**Task details:** Down to the last line, repeat the entries exactly.

**Supplied records:**
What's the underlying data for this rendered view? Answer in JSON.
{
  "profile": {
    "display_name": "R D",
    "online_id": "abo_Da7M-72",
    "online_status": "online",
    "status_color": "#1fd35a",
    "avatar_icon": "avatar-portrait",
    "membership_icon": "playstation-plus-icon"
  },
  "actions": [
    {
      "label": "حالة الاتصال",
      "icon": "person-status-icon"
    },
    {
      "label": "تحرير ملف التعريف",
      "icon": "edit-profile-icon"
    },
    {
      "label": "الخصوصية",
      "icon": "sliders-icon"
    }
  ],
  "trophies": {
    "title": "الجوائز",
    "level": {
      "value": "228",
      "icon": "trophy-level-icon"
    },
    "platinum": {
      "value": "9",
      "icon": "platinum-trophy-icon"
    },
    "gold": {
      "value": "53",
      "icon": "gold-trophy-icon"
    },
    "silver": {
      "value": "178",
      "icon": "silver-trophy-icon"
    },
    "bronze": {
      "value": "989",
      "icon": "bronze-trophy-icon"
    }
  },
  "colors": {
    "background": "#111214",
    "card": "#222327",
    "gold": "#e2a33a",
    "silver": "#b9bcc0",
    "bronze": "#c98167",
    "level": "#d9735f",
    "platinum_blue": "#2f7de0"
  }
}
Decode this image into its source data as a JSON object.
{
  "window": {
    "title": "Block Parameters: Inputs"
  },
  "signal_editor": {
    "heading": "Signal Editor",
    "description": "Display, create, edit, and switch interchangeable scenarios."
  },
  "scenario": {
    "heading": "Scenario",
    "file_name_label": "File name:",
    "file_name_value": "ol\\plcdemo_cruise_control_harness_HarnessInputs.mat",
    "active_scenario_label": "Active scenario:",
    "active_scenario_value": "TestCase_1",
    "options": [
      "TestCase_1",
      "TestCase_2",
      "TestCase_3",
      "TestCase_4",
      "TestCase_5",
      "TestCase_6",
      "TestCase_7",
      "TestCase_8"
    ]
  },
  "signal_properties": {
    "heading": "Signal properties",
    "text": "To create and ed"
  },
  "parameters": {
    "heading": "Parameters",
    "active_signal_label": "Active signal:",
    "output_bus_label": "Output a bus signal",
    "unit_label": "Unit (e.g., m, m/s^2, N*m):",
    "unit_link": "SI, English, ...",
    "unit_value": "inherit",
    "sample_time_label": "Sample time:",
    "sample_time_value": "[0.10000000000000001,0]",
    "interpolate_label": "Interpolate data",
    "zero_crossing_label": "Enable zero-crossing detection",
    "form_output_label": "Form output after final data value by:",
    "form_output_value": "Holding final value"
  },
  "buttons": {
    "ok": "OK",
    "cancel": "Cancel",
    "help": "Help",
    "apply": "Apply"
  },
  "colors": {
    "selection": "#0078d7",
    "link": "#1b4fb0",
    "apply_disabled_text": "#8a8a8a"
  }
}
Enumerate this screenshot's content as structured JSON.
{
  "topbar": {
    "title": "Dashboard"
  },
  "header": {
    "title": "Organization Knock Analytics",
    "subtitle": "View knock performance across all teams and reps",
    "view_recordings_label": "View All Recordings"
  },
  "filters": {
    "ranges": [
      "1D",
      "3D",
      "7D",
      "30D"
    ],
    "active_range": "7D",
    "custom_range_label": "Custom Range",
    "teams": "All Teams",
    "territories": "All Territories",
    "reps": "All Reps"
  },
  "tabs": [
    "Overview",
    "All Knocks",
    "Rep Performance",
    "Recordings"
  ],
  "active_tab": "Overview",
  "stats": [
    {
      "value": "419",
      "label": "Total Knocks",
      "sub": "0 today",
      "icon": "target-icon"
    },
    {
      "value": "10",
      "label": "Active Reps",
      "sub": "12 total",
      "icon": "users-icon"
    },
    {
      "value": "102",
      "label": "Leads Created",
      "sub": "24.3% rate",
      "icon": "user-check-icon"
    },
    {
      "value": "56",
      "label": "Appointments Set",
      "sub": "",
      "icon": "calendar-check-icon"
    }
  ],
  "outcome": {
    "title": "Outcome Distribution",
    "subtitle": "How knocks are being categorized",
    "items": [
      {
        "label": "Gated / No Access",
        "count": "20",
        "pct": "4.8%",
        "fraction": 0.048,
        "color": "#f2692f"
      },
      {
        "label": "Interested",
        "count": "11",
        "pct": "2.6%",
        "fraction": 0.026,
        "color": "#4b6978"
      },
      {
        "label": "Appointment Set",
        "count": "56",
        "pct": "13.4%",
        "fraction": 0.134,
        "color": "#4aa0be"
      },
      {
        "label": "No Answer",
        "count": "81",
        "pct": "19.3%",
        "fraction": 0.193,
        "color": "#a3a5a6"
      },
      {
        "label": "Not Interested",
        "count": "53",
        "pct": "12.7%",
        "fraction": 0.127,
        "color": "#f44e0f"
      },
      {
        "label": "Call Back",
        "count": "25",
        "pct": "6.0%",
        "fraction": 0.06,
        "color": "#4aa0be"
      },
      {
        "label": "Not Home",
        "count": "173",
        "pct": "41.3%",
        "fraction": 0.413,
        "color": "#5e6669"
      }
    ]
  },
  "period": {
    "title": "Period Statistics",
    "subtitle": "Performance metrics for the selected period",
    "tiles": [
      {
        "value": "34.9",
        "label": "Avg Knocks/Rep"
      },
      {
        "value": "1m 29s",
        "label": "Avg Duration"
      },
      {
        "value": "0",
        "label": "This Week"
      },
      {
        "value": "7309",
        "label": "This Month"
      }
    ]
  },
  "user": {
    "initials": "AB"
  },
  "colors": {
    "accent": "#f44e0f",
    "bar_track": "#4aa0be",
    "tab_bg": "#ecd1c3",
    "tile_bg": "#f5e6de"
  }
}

**Written response:**
What's the underlying data for this rendered view? Answer in JSON.
{
  "profile": {
    "display_name": "R D",
    "online_id": "abo_Da7M-72",
    "online_status": "online",
    "status_color": "#1fd35a",
    "avatar_icon": "avatar-portrait",
    "membership_icon": "playstation-plus-icon"
  },
  "actions": [
    {
      "label": "حالة الاتصال",
      "icon": "person-status-icon"
    },
    {
      "label": "تحرير ملف التعريف",
      "icon": "edit-profile-icon"
    },
    {
      "label": "الخصوصية",
      "icon": "sliders-icon"
    }
  ],
  "trophies": {
    "title": "الجوائز",
    "level": {
      "value": "228",
      "icon": "trophy-level-icon"
    },
    "platinum": {
      "value": "9",
      "icon": "platinum-trophy-icon"
    },
    "gold": {
      "value": "53",
      "icon": "gold-trophy-icon"
    },
    "silver": {
      "value": "178",
      "icon": "silver-trophy-icon"
    },
    "bronze": {
      "value": "989",
      "icon": "bronze-trophy-icon"
    }
  },
  "colors": {
    "background": "#111214",
    "card": "#222327",
    "gold": "#e2a33a",
    "silver": "#b9bcc0",
    "bronze": "#c98167",
    "level": "#d9735f",
    "platinum_blue": "#2f7de0"
  }
}
Decode this image into its source data as a JSON object.
{
  "window": {
    "title": "Block Parameters: Inputs"
  },
  "signal_editor": {
    "heading": "Signal Editor",
    "description": "Display, create, edit, and switch interchangeable scenarios."
  },
  "scenario": {
    "heading": "Scenario",
    "file_name_label": "File name:",
    "file_name_value": "ol\\plcdemo_cruise_control_harness_HarnessInputs.mat",
    "active_scenario_label": "Active scenario:",
    "active_scenario_value": "TestCase_1",
    "options": [
      "TestCase_1",
      "TestCase_2",
      "TestCase_3",
      "TestCase_4",
      "TestCase_5",
      "TestCase_6",
      "TestCase_7",
      "TestCase_8"
    ]
  },
  "signal_properties": {
    "heading": "Signal properties",
    "text": "To create and ed"
  },
  "parameters": {
    "heading": "Parameters",
    "active_signal_label": "Active signal:",
    "output_bus_label": "Output a bus signal",
    "unit_label": "Unit (e.g., m, m/s^2, N*m):",
    "unit_link": "SI, English, ...",
    "unit_value": "inherit",
    "sample_time_label": "Sample time:",
    "sample_time_value": "[0.10000000000000001,0]",
    "interpolate_label": "Interpolate data",
    "zero_crossing_label": "Enable zero-crossing detection",
    "form_output_label": "Form output after final data value by:",
    "form_output_value": "Holding final value"
  },
  "buttons": {
    "ok": "OK",
    "cancel": "Cancel",
    "help": "Help",
    "apply": "Apply"
  },
  "colors": {
    "selection": "#0078d7",
    "link": "#1b4fb0",
    "apply_disabled_text": "#8a8a8a"
  }
}
Enumerate this screenshot's content as structured JSON.
{
  "topbar": {
    "title": "Dashboard"
  },
  "header": {
    "title": "Organization Knock Analytics",
    "subtitle": "View knock performance across all teams and reps",
    "view_recordings_label": "View All Recordings"
  },
  "filters": {
    "ranges": [
      "1D",
      "3D",
      "7D",
      "30D"
    ],
    "active_range": "7D",
    "custom_range_label": "Custom Range",
    "teams": "All Teams",
    "territories": "All Territories",
    "reps": "All Reps"
  },
  "tabs": [
    "Overview",
    "All Knocks",
    "Rep Performance",
    "Recordings"
  ],
  "active_tab": "Overview",
  "stats": [
    {
      "value": "419",
      "label": "Total Knocks",
      "sub": "0 today",
      "icon": "target-icon"
    },
    {
      "value": "10",
      "label": "Active Reps",
      "sub": "12 total",
      "icon": "users-icon"
    },
    {
      "value": "102",
      "label": "Leads Created",
      "sub": "24.3% rate",
      "icon": "user-check-icon"
    },
    {
      "value": "56",
      "label": "Appointments Set",
      "sub": "",
      "icon": "calendar-check-icon"
    }
  ],
  "outcome": {
    "title": "Outcome Distribution",
    "subtitle": "How knocks are being categorized",
    "items": [
      {
        "label": "Gated / No Access",
        "count": "20",
        "pct": "4.8%",
        "fraction": 0.048,
        "color": "#f2692f"
      },
      {
        "label": "Interested",
        "count": "11",
        "pct": "2.6%",
        "fraction": 0.026,
        "color": "#4b6978"
      },
      {
        "label": "Appointment Set",
        "count": "56",
        "pct": "13.4%",
        "fraction": 0.134,
        "color": "#4aa0be"
      },
      {
        "label": "No Answer",
        "count": "81",
        "pct": "19.3%",
        "fraction": 0.193,
        "color": "#a3a5a6"
      },
      {
        "label": "Not Interested",
        "count": "53",
        "pct": "12.7%",
        "fraction": 0.127,
        "color": "#f44e0f"
      },
      {
        "label": "Call Back",
        "count": "25",
        "pct": "6.0%",
        "fraction": 0.06,
        "color": "#4aa0be"
      },
      {
        "label": "Not Home",
        "count": "173",
        "pct": "41.3%",
        "fraction": 0.413,
        "color": "#5e6669"
      }
    ]
  },
  "period": {
    "title": "Period Statistics",
    "subtitle": "Performance metrics for the selected period",
    "tiles": [
      {
        "value": "34.9",
        "label": "Avg Knocks/Rep"
      },
      {
        "value": "1m 29s",
        "label": "Avg Duration"
      },
      {
        "value": "0",
        "label": "This Week"
      },
      {
        "value": "7309",
        "label": "This Month"
      }
    ]
  },
  "user": {
    "initials": "AB"
  },
  "colors": {
    "accent": "#f44e0f",
    "bar_track": "#4aa0be",
    "tab_bg": "#ecd1c3",
    "tile_bg": "#f5e6de"
  }
}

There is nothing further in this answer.